Gentrification is a true villain here just as it was in the original movie. In the original Helen Lyle lived in a spruced-up version of the projects. Here Anthony and Brianna live in an upper-middle-class modern housing development built on the remnants of Cabrini Green. As Anthony notes to the art critic housing developers tear down black neighbourhoods and build shiny new places to be filled by new white homeowners with the promise that “if they stick it out two years you’ll get a Whole Foods”. Anthony and Brianna live in their beautiful new apartment (and seriously it’s pure interior design porn) but their home is still built on a foundation of blood and pain. They tore Cabrini Green down but the stain of what happened there still marks the land.

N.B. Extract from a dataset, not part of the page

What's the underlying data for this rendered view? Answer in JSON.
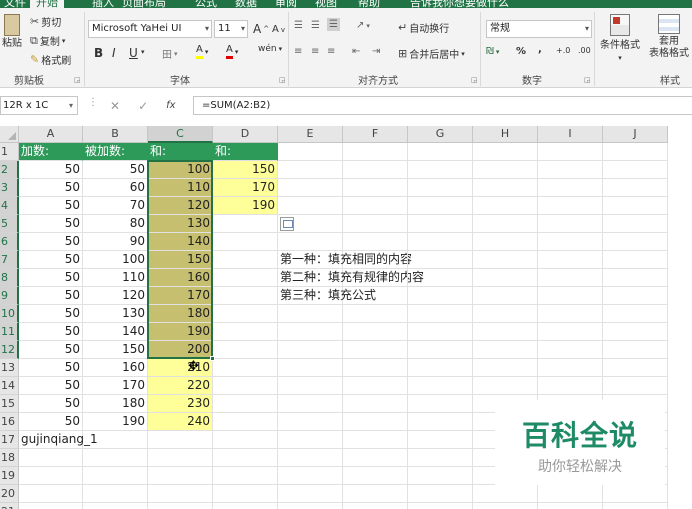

You cannot tell the story of Candyman, a talented painter without looking at how white people treat black creators. As Burke says “They love what we create but they don’t love us”. Anthony’s “worth” to the white gallery owner is purely measured by how well his work sells. Brianna’s worth to the white curator who sets her up with a job interview is measured by her proximity to Anthony. Anthony is only of any interest to the white critic (who could barely hide her open disdain and not very covert racism when originally speaking to him) when it gains notoriety because of the murders. White people want what Anthony creates, what Brianna curates but they don’t want to give them the respect they deserve for it. (On a side note Anthony’s art is stunning and is by artists Arnold Kemp, Cameron Spratley, and Sherwin Ovid).

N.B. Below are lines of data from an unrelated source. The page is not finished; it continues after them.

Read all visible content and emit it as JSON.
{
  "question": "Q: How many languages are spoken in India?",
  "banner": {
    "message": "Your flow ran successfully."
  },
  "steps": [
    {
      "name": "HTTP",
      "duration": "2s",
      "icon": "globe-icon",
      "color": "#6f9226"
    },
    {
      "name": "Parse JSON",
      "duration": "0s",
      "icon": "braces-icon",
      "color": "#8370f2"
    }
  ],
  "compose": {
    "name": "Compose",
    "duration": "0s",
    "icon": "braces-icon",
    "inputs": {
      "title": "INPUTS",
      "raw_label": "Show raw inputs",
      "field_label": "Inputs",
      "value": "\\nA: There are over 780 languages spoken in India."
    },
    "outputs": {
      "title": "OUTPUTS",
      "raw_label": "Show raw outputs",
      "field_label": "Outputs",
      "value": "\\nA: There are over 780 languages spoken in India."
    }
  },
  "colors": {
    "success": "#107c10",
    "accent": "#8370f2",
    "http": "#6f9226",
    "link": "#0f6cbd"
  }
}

But more than anything you cannot tell the story of Candyman, a black man murdered by a white mob for the crime of falling in love with a white woman without examining issues of racial justice. Every frame of this movie is steeped in the fear and hatred and racial trauma that the inhabitants of Cabrini Green felt and all those who came before them. The movie builds and builds and builds to a searing, horrifying climax as Candyman is re-born. Not as a black bogeyman who kills anyone who says his name but as a manifestation of generations of racial injustice. Say His Name and the final words “Tell Everyone” are reclaimed as a rallying cry for justice. The words are both cautionary tale and remembrance, an urban legend ready to be re-told. Say his name and tell everyone what they did. Never ever let anyone forget.
Haunting, devastating, elegant and brutal Nia DaCosta’s Candyman is a spellbinding triumph.
Candyman is in cinemas from Friday.